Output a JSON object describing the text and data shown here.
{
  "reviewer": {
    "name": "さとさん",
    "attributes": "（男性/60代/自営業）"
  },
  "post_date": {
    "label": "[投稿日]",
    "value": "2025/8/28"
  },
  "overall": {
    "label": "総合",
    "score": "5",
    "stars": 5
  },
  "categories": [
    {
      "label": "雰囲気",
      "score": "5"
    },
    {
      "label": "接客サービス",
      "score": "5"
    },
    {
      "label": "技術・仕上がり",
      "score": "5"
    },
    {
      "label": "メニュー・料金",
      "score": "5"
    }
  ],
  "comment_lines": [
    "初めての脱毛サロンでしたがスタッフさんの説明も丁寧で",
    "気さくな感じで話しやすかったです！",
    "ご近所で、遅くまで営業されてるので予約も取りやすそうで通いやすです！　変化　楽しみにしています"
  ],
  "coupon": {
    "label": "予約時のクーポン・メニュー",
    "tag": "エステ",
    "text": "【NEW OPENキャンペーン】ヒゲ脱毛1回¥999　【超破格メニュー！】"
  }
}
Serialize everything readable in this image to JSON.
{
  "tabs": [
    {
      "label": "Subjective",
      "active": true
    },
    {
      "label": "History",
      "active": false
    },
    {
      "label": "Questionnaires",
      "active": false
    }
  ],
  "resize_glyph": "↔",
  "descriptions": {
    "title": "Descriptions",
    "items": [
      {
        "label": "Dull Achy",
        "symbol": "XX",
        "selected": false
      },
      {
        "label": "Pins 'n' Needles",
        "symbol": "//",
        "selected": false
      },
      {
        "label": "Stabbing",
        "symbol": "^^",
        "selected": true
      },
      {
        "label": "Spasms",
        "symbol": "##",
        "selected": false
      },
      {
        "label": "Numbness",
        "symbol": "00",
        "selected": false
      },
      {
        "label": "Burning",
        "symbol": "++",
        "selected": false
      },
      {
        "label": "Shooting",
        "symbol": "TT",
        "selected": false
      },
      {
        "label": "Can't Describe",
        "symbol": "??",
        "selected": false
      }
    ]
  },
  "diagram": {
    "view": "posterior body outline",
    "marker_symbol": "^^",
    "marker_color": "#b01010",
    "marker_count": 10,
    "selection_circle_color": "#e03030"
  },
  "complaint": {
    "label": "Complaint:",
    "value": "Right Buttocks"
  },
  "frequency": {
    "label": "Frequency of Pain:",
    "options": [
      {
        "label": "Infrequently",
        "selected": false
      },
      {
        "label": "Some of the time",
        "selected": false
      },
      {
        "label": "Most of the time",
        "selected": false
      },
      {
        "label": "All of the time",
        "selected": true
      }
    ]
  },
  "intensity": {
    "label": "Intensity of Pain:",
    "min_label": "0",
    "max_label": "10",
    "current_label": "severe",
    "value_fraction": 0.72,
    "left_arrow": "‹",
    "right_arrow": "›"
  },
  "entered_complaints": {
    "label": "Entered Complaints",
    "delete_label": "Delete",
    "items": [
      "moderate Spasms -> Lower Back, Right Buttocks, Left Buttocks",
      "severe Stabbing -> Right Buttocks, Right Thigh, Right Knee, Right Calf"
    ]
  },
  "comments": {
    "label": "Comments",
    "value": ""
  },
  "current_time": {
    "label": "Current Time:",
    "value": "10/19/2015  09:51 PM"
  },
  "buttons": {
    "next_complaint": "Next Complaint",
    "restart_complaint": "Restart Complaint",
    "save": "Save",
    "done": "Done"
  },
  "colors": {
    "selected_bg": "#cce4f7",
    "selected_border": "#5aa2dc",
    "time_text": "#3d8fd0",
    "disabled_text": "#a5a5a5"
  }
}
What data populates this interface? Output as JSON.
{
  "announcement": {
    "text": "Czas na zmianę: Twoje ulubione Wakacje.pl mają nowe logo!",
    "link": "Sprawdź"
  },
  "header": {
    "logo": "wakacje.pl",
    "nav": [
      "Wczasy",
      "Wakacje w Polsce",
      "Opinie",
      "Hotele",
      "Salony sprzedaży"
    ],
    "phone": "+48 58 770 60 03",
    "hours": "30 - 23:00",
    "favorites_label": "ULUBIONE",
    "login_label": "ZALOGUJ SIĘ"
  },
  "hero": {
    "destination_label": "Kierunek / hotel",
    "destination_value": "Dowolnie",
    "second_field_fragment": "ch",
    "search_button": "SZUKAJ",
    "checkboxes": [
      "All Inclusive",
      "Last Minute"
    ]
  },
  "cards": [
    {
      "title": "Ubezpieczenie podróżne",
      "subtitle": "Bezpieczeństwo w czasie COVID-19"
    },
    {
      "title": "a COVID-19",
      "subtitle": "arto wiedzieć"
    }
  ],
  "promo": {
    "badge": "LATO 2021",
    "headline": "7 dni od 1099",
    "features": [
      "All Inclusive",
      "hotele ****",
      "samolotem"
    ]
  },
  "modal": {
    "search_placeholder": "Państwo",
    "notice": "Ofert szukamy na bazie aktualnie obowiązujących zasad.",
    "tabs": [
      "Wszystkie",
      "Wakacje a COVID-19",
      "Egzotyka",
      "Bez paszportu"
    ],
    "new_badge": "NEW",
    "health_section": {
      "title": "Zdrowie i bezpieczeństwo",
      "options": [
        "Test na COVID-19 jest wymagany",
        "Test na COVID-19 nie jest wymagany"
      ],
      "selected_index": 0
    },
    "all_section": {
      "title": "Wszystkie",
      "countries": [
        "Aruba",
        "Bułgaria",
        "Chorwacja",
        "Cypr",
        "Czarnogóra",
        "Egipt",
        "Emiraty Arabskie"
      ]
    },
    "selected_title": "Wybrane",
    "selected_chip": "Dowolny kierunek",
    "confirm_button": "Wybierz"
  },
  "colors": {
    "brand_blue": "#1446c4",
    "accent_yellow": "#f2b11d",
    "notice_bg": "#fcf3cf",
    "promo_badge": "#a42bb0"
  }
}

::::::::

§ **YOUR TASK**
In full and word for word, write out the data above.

§ **REPLY TO THE TASK**
Output a JSON object describing the text and data shown here.
{
  "reviewer": {
    "name": "さとさん",
    "attributes": "（男性/60代/自営業）"
  },
  "post_date": {
    "label": "[投稿日]",
    "value": "2025/8/28"
  },
  "overall": {
    "label": "総合",
    "score": "5",
    "stars": 5
  },
  "categories": [
    {
      "label": "雰囲気",
      "score": "5"
    },
    {
      "label": "接客サービス",
      "score": "5"
    },
    {
      "label": "技術・仕上がり",
      "score": "5"
    },
    {
      "label": "メニュー・料金",
      "score": "5"
    }
  ],
  "comment_lines": [
    "初めての脱毛サロンでしたがスタッフさんの説明も丁寧で",
    "気さくな感じで話しやすかったです！",
    "ご近所で、遅くまで営業されてるので予約も取りやすそうで通いやすです！　変化　楽しみにしています"
  ],
  "coupon": {
    "label": "予約時のクーポン・メニュー",
    "tag": "エステ",
    "text": "【NEW OPENキャンペーン】ヒゲ脱毛1回¥999　【超破格メニュー！】"
  }
}
Serialize everything readable in this image to JSON.
{
  "tabs": [
    {
      "label": "Subjective",
      "active": true
    },
    {
      "label": "History",
      "active": false
    },
    {
      "label": "Questionnaires",
      "active": false
    }
  ],
  "resize_glyph": "↔",
  "descriptions": {
    "title": "Descriptions",
    "items": [
      {
        "label": "Dull Achy",
        "symbol": "XX",
        "selected": false
      },
      {
        "label": "Pins 'n' Needles",
        "symbol": "//",
        "selected": false
      },
      {
        "label": "Stabbing",
        "symbol": "^^",
        "selected": true
      },
      {
        "label": "Spasms",
        "symbol": "##",
        "selected": false
      },
      {
        "label": "Numbness",
        "symbol": "00",
        "selected": false
      },
      {
        "label": "Burning",
        "symbol": "++",
        "selected": false
      },
      {
        "label": "Shooting",
        "symbol": "TT",
        "selected": false
      },
      {
        "label": "Can't Describe",
        "symbol": "??",
        "selected": false
      }
    ]
  },
  "diagram": {
    "view": "posterior body outline",
    "marker_symbol": "^^",
    "marker_color": "#b01010",
    "marker_count": 10,
    "selection_circle_color": "#e03030"
  },
  "complaint": {
    "label": "Complaint:",
    "value": "Right Buttocks"
  },
  "frequency": {
    "label": "Frequency of Pain:",
    "options": [
      {
        "label": "Infrequently",
        "selected": false
      },
      {
        "label": "Some of the time",
        "selected": false
      },
      {
        "label": "Most of the time",
        "selected": false
      },
      {
        "label": "All of the time",
        "selected": true
      }
    ]
  },
  "intensity": {
    "label": "Intensity of Pain:",
    "min_label": "0",
    "max_label": "10",
    "current_label": "severe",
    "value_fraction": 0.72,
    "left_arrow": "‹",
    "right_arrow": "›"
  },
  "entered_complaints": {
    "label": "Entered Complaints",
    "delete_label": "Delete",
    "items": [
      "moderate Spasms -> Lower Back, Right Buttocks, Left Buttocks",
      "severe Stabbing -> Right Buttocks, Right Thigh, Right Knee, Right Calf"
    ]
  },
  "comments": {
    "label": "Comments",
    "value": ""
  },
  "current_time": {
    "label": "Current Time:",
    "value": "10/19/2015  09:51 PM"
  },
  "buttons": {
    "next_complaint": "Next Complaint",
    "restart_complaint": "Restart Complaint",
    "save": "Save",
    "done": "Done"
  },
  "colors": {
    "selected_bg": "#cce4f7",
    "selected_border": "#5aa2dc",
    "time_text": "#3d8fd0",
    "disabled_text": "#a5a5a5"
  }
}
What data populates this interface? Output as JSON.
{
  "announcement": {
    "text": "Czas na zmianę: Twoje ulubione Wakacje.pl mają nowe logo!",
    "link": "Sprawdź"
  },
  "header": {
    "logo": "wakacje.pl",
    "nav": [
      "Wczasy",
      "Wakacje w Polsce",
      "Opinie",
      "Hotele",
      "Salony sprzedaży"
    ],
    "phone": "+48 58 770 60 03",
    "hours": "30 - 23:00",
    "favorites_label": "ULUBIONE",
    "login_label": "ZALOGUJ SIĘ"
  },
  "hero": {
    "destination_label": "Kierunek / hotel",
    "destination_value": "Dowolnie",
    "second_field_fragment": "ch",
    "search_button": "SZUKAJ",
    "checkboxes": [
      "All Inclusive",
      "Last Minute"
    ]
  },
  "cards": [
    {
      "title": "Ubezpieczenie podróżne",
      "subtitle": "Bezpieczeństwo w czasie COVID-19"
    },
    {
      "title": "a COVID-19",
      "subtitle": "arto wiedzieć"
    }
  ],
  "promo": {
    "badge": "LATO 2021",
    "headline": "7 dni od 1099",
    "features": [
      "All Inclusive",
      "hotele ****",
      "samolotem"
    ]
  },
  "modal": {
    "search_placeholder": "Państwo",
    "notice": "Ofert szukamy na bazie aktualnie obowiązujących zasad.",
    "tabs": [
      "Wszystkie",
      "Wakacje a COVID-19",
      "Egzotyka",
      "Bez paszportu"
    ],
    "new_badge": "NEW",
    "health_section": {
      "title": "Zdrowie i bezpieczeństwo",
      "options": [
        "Test na COVID-19 jest wymagany",
        "Test na COVID-19 nie jest wymagany"
      ],
      "selected_index": 0
    },
    "all_section": {
      "title": "Wszystkie",
      "countries": [
        "Aruba",
        "Bułgaria",
        "Chorwacja",
        "Cypr",
        "Czarnogóra",
        "Egipt",
        "Emiraty Arabskie"
      ]
    },
    "selected_title": "Wybrane",
    "selected_chip": "Dowolny kierunek",
    "confirm_button": "Wybierz"
  },
  "colors": {
    "brand_blue": "#1446c4",
    "accent_yellow": "#f2b11d",
    "notice_bg": "#fcf3cf",
    "promo_badge": "#a42bb0"
  }
}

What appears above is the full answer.